* Data records for software interfaces *
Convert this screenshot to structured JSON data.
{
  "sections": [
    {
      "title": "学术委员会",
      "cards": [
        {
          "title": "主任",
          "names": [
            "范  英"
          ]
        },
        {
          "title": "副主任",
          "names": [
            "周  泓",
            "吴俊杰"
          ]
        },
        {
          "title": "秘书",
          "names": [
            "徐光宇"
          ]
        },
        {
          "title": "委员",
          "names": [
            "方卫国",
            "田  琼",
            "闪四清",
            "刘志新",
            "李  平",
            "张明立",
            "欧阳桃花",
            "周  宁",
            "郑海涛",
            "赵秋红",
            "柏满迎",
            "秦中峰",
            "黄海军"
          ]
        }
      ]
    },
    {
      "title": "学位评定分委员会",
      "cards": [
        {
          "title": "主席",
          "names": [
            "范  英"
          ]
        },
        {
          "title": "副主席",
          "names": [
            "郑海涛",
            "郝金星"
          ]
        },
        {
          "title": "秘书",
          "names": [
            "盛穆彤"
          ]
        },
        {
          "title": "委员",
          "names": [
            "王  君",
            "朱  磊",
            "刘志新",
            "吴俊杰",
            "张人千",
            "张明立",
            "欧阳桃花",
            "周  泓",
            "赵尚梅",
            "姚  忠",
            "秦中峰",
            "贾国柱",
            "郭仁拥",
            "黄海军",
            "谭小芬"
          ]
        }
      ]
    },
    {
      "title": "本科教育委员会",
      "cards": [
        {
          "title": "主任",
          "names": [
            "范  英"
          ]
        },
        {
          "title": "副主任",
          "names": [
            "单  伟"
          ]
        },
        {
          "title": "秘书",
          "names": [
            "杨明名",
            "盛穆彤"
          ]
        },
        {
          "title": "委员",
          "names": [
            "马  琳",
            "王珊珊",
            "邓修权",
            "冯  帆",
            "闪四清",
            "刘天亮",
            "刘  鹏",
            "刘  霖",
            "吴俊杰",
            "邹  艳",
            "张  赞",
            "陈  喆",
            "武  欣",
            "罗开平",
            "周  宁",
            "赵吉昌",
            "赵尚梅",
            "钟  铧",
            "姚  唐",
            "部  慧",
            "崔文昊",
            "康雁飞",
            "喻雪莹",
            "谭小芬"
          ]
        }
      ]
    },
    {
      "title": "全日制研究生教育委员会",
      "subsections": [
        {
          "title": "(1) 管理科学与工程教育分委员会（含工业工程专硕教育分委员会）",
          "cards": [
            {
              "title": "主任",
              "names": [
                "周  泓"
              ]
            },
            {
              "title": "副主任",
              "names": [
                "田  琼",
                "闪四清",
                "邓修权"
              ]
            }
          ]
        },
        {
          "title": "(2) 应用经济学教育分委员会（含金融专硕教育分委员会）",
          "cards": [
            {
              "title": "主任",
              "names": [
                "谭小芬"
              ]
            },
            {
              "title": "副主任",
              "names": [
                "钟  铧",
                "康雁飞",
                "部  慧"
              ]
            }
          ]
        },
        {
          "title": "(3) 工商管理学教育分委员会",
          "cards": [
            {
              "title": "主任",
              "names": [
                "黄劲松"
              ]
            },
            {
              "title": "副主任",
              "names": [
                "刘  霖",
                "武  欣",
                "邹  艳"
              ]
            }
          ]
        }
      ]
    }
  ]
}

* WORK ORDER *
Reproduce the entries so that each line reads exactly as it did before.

* WRITTEN RESPONSE *
Convert this screenshot to structured JSON data.
{
  "sections": [
    {
      "title": "学术委员会",
      "cards": [
        {
          "title": "主任",
          "names": [
            "范  英"
          ]
        },
        {
          "title": "副主任",
          "names": [
            "周  泓",
            "吴俊杰"
          ]
        },
        {
          "title": "秘书",
          "names": [
            "徐光宇"
          ]
        },
        {
          "title": "委员",
          "names": [
            "方卫国",
            "田  琼",
            "闪四清",
            "刘志新",
            "李  平",
            "张明立",
            "欧阳桃花",
            "周  宁",
            "郑海涛",
            "赵秋红",
            "柏满迎",
            "秦中峰",
            "黄海军"
          ]
        }
      ]
    },
    {
      "title": "学位评定分委员会",
      "cards": [
        {
          "title": "主席",
          "names": [
            "范  英"
          ]
        },
        {
          "title": "副主席",
          "names": [
            "郑海涛",
            "郝金星"
          ]
        },
        {
          "title": "秘书",
          "names": [
            "盛穆彤"
          ]
        },
        {
          "title": "委员",
          "names": [
            "王  君",
            "朱  磊",
            "刘志新",
            "吴俊杰",
            "张人千",
            "张明立",
            "欧阳桃花",
            "周  泓",
            "赵尚梅",
            "姚  忠",
            "秦中峰",
            "贾国柱",
            "郭仁拥",
            "黄海军",
            "谭小芬"
          ]
        }
      ]
    },
    {
      "title": "本科教育委员会",
      "cards": [
        {
          "title": "主任",
          "names": [
            "范  英"
          ]
        },
        {
          "title": "副主任",
          "names": [
            "单  伟"
          ]
        },
        {
          "title": "秘书",
          "names": [
            "杨明名",
            "盛穆彤"
          ]
        },
        {
          "title": "委员",
          "names": [
            "马  琳",
            "王珊珊",
            "邓修权",
            "冯  帆",
            "闪四清",
            "刘天亮",
            "刘  鹏",
            "刘  霖",
            "吴俊杰",
            "邹  艳",
            "张  赞",
            "陈  喆",
            "武  欣",
            "罗开平",
            "周  宁",
            "赵吉昌",
            "赵尚梅",
            "钟  铧",
            "姚  唐",
            "部  慧",
            "崔文昊",
            "康雁飞",
            "喻雪莹",
            "谭小芬"
          ]
        }
      ]
    },
    {
      "title": "全日制研究生教育委员会",
      "subsections": [
        {
          "title": "(1) 管理科学与工程教育分委员会（含工业工程专硕教育分委员会）",
          "cards": [
            {
              "title": "主任",
              "names": [
                "周  泓"
              ]
            },
            {
              "title": "副主任",
              "names": [
                "田  琼",
                "闪四清",
                "邓修权"
              ]
            }
          ]
        },
        {
          "title": "(2) 应用经济学教育分委员会（含金融专硕教育分委员会）",
          "cards": [
            {
              "title": "主任",
              "names": [
                "谭小芬"
              ]
            },
            {
              "title": "副主任",
              "names": [
                "钟  铧",
                "康雁飞",
                "部  慧"
              ]
            }
          ]
        },
        {
          "title": "(3) 工商管理学教育分委员会",
          "cards": [
            {
              "title": "主任",
              "names": [
                "黄劲松"
              ]
            },
            {
              "title": "副主任",
              "names": [
                "刘  霖",
                "武  欣",
                "邹  艳"
              ]
            }
          ]
        }
      ]
    }
  ]
}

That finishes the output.